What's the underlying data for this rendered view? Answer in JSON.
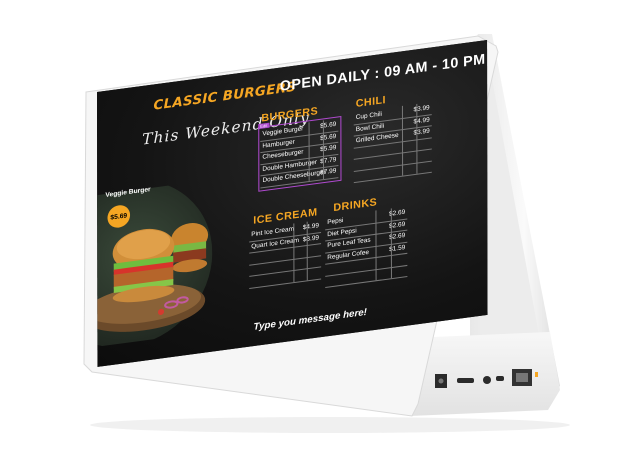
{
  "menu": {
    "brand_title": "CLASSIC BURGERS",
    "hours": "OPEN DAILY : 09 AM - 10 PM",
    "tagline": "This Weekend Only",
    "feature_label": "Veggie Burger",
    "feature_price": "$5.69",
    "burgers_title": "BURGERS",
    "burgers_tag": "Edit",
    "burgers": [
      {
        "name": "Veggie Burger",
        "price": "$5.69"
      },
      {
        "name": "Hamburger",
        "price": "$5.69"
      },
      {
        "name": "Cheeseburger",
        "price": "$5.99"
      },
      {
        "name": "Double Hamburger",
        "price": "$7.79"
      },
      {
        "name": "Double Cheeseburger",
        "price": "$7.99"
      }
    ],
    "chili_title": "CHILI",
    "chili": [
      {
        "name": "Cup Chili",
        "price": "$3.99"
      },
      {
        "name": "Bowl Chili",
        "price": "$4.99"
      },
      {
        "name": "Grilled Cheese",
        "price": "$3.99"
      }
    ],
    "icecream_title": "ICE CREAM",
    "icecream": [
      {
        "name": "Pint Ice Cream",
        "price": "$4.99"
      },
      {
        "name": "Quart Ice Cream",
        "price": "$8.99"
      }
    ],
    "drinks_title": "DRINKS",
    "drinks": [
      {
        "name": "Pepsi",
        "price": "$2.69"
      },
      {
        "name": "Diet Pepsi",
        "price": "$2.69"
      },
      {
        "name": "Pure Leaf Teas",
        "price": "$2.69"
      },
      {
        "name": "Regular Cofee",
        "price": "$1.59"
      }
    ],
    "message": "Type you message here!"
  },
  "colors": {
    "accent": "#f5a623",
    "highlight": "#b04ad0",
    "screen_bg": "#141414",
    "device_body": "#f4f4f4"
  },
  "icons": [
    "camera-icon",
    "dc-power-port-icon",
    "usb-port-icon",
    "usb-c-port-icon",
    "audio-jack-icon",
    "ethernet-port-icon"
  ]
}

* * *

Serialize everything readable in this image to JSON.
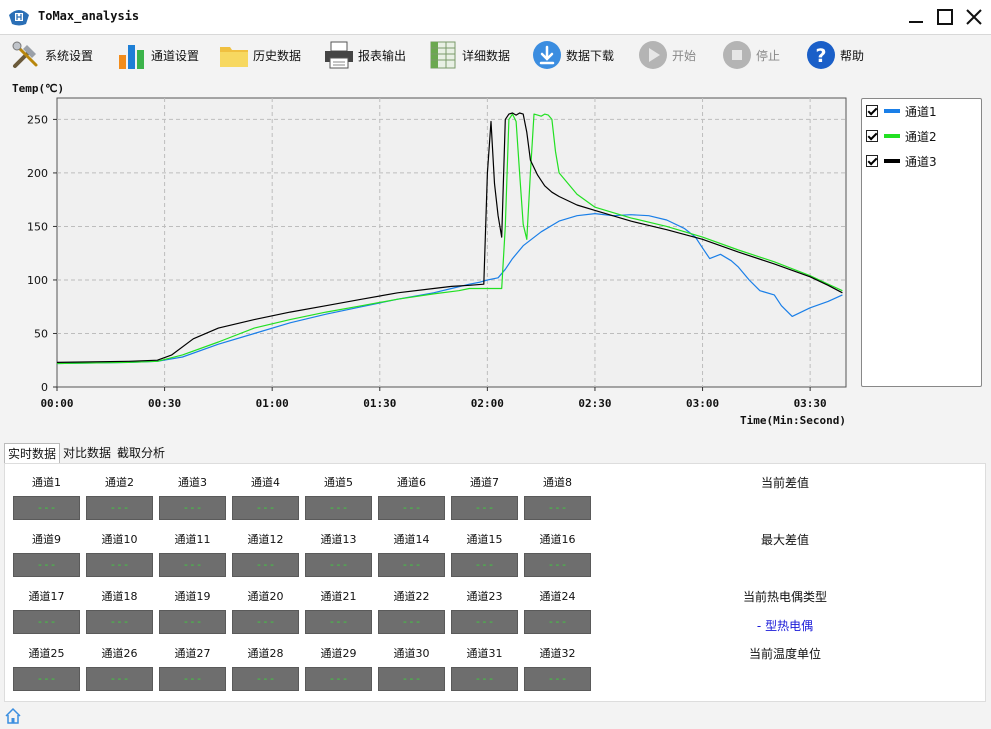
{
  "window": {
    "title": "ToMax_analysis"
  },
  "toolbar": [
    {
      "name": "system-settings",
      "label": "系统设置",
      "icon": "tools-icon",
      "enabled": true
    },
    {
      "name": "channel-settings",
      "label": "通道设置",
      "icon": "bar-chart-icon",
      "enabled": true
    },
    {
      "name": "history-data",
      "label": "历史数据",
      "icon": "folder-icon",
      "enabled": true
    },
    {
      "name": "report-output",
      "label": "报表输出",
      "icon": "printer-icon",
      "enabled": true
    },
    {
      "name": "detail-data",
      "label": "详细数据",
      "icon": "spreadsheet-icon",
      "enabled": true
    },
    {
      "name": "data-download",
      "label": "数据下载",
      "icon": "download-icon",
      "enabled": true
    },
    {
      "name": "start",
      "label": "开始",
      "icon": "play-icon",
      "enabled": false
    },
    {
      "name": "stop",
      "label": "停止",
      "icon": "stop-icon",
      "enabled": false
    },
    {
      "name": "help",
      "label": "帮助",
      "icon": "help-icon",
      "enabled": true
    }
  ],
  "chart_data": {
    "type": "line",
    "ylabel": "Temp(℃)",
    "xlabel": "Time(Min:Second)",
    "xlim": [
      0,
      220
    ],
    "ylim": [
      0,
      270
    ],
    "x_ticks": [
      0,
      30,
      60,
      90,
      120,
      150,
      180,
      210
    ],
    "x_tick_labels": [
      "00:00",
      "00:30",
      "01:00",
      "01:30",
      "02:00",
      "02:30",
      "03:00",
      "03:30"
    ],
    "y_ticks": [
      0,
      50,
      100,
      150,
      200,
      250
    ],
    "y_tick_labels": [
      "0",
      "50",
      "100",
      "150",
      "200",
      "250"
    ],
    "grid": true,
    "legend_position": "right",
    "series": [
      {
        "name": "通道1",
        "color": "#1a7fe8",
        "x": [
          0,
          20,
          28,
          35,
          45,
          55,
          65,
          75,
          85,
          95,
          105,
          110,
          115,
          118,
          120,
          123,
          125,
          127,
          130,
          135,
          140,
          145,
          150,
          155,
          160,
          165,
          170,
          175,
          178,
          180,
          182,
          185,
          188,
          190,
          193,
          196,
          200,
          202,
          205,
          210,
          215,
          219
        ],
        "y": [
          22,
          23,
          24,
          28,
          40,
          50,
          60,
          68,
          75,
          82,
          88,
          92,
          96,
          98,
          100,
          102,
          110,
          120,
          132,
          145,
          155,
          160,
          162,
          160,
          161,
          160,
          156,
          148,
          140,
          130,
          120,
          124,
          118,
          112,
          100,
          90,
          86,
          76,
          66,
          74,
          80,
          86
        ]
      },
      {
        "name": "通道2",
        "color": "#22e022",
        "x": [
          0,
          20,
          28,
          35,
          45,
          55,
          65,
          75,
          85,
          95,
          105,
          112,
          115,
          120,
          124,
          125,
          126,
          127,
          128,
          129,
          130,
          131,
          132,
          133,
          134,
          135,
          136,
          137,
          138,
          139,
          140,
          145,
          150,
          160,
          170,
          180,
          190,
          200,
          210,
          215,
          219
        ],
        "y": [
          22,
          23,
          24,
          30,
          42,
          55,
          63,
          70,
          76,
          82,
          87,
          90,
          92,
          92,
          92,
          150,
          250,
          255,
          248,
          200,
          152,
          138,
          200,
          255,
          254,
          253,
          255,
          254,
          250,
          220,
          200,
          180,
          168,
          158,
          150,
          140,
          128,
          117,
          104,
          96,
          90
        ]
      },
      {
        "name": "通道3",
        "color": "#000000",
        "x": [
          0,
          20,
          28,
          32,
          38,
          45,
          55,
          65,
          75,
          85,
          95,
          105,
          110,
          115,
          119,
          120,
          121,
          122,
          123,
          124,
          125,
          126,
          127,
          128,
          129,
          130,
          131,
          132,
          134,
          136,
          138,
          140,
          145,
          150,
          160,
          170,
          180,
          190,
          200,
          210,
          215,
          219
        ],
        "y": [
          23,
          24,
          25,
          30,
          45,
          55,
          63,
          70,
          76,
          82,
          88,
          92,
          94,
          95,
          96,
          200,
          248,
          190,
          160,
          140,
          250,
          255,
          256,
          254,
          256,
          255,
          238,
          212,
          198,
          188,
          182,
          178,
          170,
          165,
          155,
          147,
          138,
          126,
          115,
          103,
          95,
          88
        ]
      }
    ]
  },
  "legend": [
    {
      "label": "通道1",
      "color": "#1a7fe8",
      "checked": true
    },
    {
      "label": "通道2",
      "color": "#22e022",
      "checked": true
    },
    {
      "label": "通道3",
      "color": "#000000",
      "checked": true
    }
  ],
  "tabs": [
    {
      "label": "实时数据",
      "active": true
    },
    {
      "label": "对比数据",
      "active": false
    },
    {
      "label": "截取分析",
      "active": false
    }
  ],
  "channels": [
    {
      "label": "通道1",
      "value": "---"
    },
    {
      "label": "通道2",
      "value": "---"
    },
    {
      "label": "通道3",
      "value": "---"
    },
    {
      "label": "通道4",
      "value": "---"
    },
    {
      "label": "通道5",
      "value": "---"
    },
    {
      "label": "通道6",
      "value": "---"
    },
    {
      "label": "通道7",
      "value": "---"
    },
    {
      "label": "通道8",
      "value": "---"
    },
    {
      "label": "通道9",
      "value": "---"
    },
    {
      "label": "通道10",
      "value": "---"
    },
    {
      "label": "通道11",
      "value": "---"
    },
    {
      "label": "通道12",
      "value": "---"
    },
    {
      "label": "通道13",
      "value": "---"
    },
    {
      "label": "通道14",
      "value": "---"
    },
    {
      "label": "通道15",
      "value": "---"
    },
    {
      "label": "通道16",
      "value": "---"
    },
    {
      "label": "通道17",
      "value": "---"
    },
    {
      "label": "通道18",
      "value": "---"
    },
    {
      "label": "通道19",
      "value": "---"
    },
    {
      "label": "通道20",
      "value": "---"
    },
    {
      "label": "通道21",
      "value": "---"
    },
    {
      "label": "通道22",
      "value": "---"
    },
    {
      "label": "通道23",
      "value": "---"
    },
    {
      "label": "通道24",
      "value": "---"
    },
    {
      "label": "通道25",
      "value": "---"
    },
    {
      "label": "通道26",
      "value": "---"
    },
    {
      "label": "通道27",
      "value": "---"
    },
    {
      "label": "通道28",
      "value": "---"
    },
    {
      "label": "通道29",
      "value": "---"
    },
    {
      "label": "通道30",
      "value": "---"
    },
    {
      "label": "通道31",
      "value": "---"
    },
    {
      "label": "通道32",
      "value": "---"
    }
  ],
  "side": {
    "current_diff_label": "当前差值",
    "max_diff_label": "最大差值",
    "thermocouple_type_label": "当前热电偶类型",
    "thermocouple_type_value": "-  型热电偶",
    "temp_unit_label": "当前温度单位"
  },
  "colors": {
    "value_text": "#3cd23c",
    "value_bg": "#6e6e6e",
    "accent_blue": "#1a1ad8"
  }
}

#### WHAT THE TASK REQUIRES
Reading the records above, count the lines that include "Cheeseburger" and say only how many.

#### TASK RESULT
2